Your instructions: With all images omitted, write out the records word for word.

──────────────────────────────

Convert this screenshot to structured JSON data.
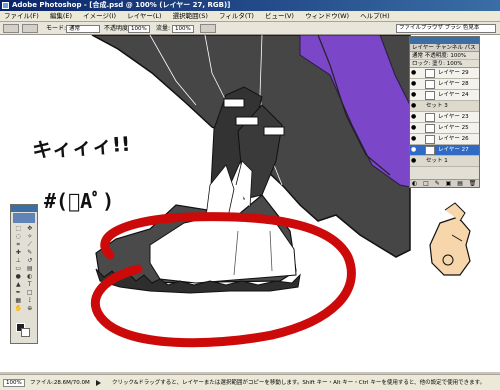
{
  "window": {
    "title": "Adobe Photoshop - [合成.psd @ 100% (レイヤー 27, RGB)]"
  },
  "menubar": {
    "items": [
      "ファイル(F)",
      "編集(E)",
      "イメージ(I)",
      "レイヤー(L)",
      "選択範囲(S)",
      "フィルタ(T)",
      "ビュー(V)",
      "ウィンドウ(W)",
      "ヘルプ(H)"
    ]
  },
  "options": {
    "mode_label": "モード:",
    "mode_value": "通常",
    "opacity_label": "不透明度:",
    "opacity_value": "100%",
    "flow_label": "流量:",
    "flow_value": "100%",
    "tabs_label": "ファイルブラウザ ブラシ 色見本"
  },
  "canvas": {
    "sfx_text": "キィィィ!!",
    "face_text": "#(ﾟAﾟ)"
  },
  "layers": {
    "tabs": "レイヤー チャンネル パス",
    "blend_mode": "通常",
    "opacity": "不透明度: 100%",
    "lock": "ロック:",
    "fill": "塗り: 100%",
    "rows": [
      {
        "name": "レイヤー 29",
        "kind": "layer",
        "selected": false
      },
      {
        "name": "レイヤー 28",
        "kind": "layer",
        "selected": false
      },
      {
        "name": "レイヤー 24",
        "kind": "layer",
        "selected": false
      },
      {
        "name": "セット 3",
        "kind": "set",
        "selected": false
      },
      {
        "name": "レイヤー 23",
        "kind": "layer",
        "selected": false
      },
      {
        "name": "レイヤー 25",
        "kind": "layer",
        "selected": false
      },
      {
        "name": "レイヤー 26",
        "kind": "layer",
        "selected": false
      },
      {
        "name": "レイヤー 27",
        "kind": "layer",
        "selected": true
      },
      {
        "name": "セット 1",
        "kind": "set",
        "selected": false
      }
    ],
    "footer": "◐ □ ✎ ▣ ▤ 🗑"
  },
  "status": {
    "zoom": "100%",
    "doc": "ファイル:28.6M/70.0M",
    "hint": "クリック&ドラッグすると、レイヤーまたは選択範囲がコピーを移動します。Shift キー・Alt キー・Ctrl キーを使用すると、他の設定で使用できます。"
  },
  "colors": {
    "title_bar": "#0a246a",
    "coat": "#464646",
    "purple_cloth": "#7b46c8",
    "skin": "#f6d6aa",
    "red_circle": "#cc0a0a"
  }
}
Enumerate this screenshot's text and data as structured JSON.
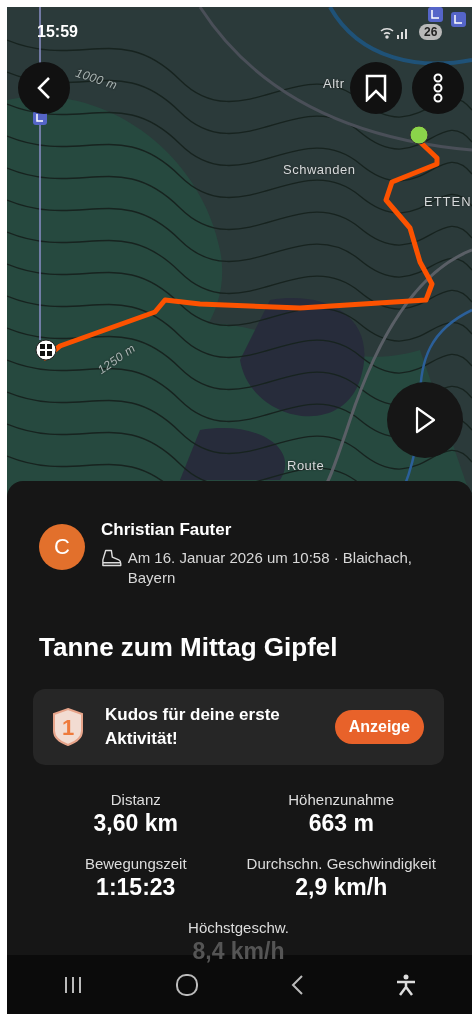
{
  "status_bar": {
    "time": "15:59",
    "battery": "26"
  },
  "map": {
    "labels": [
      {
        "text": "1000 m",
        "kind": "contour"
      },
      {
        "text": "Altr",
        "kind": "place"
      },
      {
        "text": "Schwanden",
        "kind": "place"
      },
      {
        "text": "ETTEN",
        "kind": "district"
      },
      {
        "text": "1250 m",
        "kind": "contour"
      },
      {
        "text": "Route",
        "kind": "place"
      }
    ]
  },
  "athlete": {
    "initial": "C",
    "name": "Christian Fauter",
    "meta": "Am 16. Januar 2026 um 10:58 · Blaichach, Bayern"
  },
  "title": "Tanne zum Mittag Gipfel",
  "kudos": {
    "badge": "1",
    "text": "Kudos für deine erste Aktivität!",
    "button": "Anzeige"
  },
  "stats": [
    {
      "label": "Distanz",
      "value": "3,60 km",
      "dimmed": false
    },
    {
      "label": "Höhenzunahme",
      "value": "663 m",
      "dimmed": false
    },
    {
      "label": "Bewegungszeit",
      "value": "1:15:23",
      "dimmed": false
    },
    {
      "label": "Durchschn. Geschwindigkeit",
      "value": "2,9 km/h",
      "dimmed": false
    },
    {
      "label": "Höchstgeschw.",
      "value": "8,4 km/h",
      "dimmed": true
    }
  ]
}
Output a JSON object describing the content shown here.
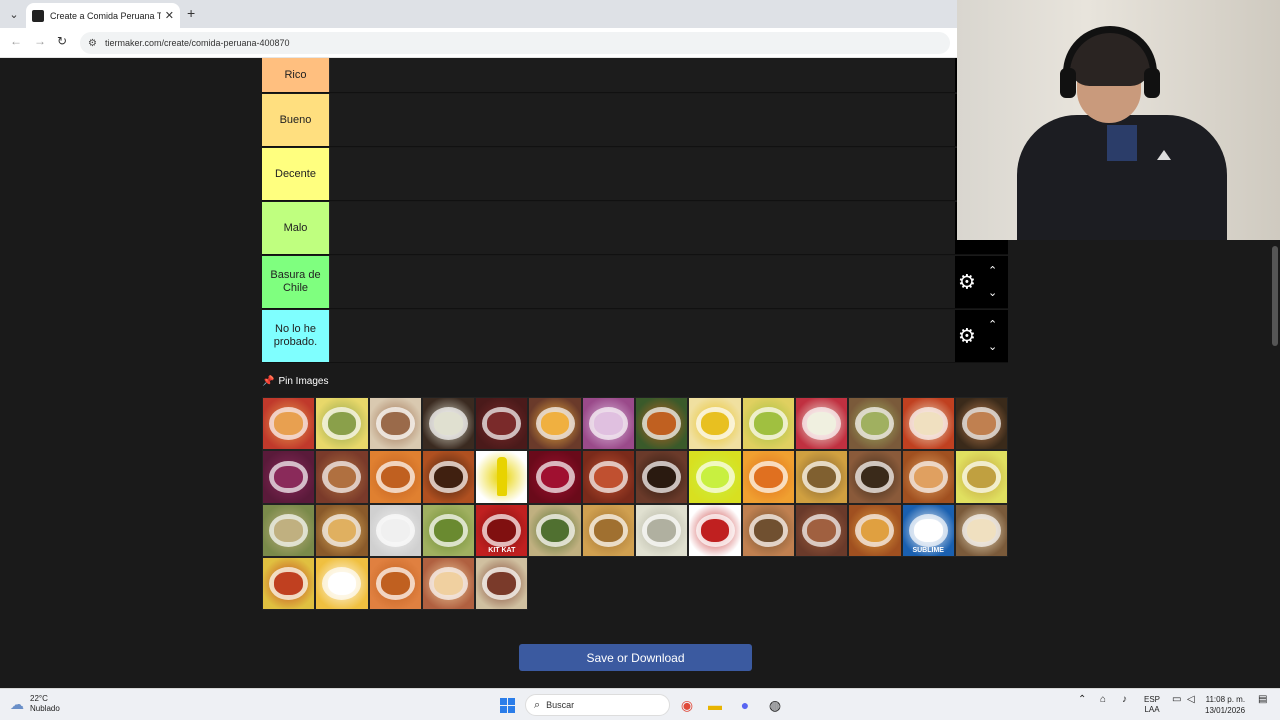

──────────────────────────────

Written answer:
Convert this screenshot to structured JSON data.
{
  "window": {
    "title": "Adobe Photoshop - [合成.psd @ 100% (レイヤー 27, RGB)]"
  },
  "menubar": {
    "items": [
      "ファイル(F)",
      "編集(E)",
      "イメージ(I)",
      "レイヤー(L)",
      "選択範囲(S)",
      "フィルタ(T)",
      "ビュー(V)",
      "ウィンドウ(W)",
      "ヘルプ(H)"
    ]
  },
  "options": {
    "mode_label": "モード:",
    "mode_value": "通常",
    "opacity_label": "不透明度:",
    "opacity_value": "100%",
    "flow_label": "流量:",
    "flow_value": "100%",
    "tabs_label": "ファイルブラウザ ブラシ 色見本"
  },
  "canvas": {
    "sfx_text": "キィィィ!!",
    "face_text": "#(ﾟAﾟ)"
  },
  "layers": {
    "tabs": "レイヤー チャンネル パス",
    "blend_mode": "通常",
    "opacity": "不透明度: 100%",
    "lock": "ロック:",
    "fill": "塗り: 100%",
    "rows": [
      {
        "name": "レイヤー 29",
        "kind": "layer",
        "selected": false
      },
      {
        "name": "レイヤー 28",
        "kind": "layer",
        "selected": false
      },
      {
        "name": "レイヤー 24",
        "kind": "layer",
        "selected": false
      },
      {
        "name": "セット 3",
        "kind": "set",
        "selected": false
      },
      {
        "name": "レイヤー 23",
        "kind": "layer",
        "selected": false
      },
      {
        "name": "レイヤー 25",
        "kind": "layer",
        "selected": false
      },
      {
        "name": "レイヤー 26",
        "kind": "layer",
        "selected": false
      },
      {
        "name": "レイヤー 27",
        "kind": "layer",
        "selected": true
      },
      {
        "name": "セット 1",
        "kind": "set",
        "selected": false
      }
    ],
    "footer": "◐ □ ✎ ▣ ▤ 🗑"
  },
  "status": {
    "zoom": "100%",
    "doc": "ファイル:28.6M/70.0M",
    "hint": "クリック&ドラッグすると、レイヤーまたは選択範囲がコピーを移動します。Shift キー・Alt キー・Ctrl キーを使用すると、他の設定で使用できます。"
  },
  "colors": {
    "title_bar": "#0a246a",
    "coat": "#464646",
    "purple_cloth": "#7b46c8",
    "skin": "#f6d6aa",
    "red_circle": "#cc0a0a"
  }
}
Enumerate this screenshot's text and data as structured JSON.
{
  "status_bar": {
    "time": "15:59",
    "battery": "26"
  },
  "map": {
    "labels": [
      {
        "text": "1000 m",
        "kind": "contour"
      },
      {
        "text": "Altr",
        "kind": "place"
      },
      {
        "text": "Schwanden",
        "kind": "place"
      },
      {
        "text": "ETTEN",
        "kind": "district"
      },
      {
        "text": "1250 m",
        "kind": "contour"
      },
      {
        "text": "Route",
        "kind": "place"
      }
    ]
  },
  "athlete": {
    "initial": "C",
    "name": "Christian Fauter",
    "meta": "Am 16. Januar 2026 um 10:58 · Blaichach, Bayern"
  },
  "title": "Tanne zum Mittag Gipfel",
  "kudos": {
    "badge": "1",
    "text": "Kudos für deine erste Aktivität!",
    "button": "Anzeige"
  },
  "stats": [
    {
      "label": "Distanz",
      "value": "3,60 km",
      "dimmed": false
    },
    {
      "label": "Höhenzunahme",
      "value": "663 m",
      "dimmed": false
    },
    {
      "label": "Bewegungszeit",
      "value": "1:15:23",
      "dimmed": false
    },
    {
      "label": "Durchschn. Geschwindigkeit",
      "value": "2,9 km/h",
      "dimmed": false
    },
    {
      "label": "Höchstgeschw.",
      "value": "8,4 km/h",
      "dimmed": true
    }
  ]
}
Output a JSON object describing the content shown here.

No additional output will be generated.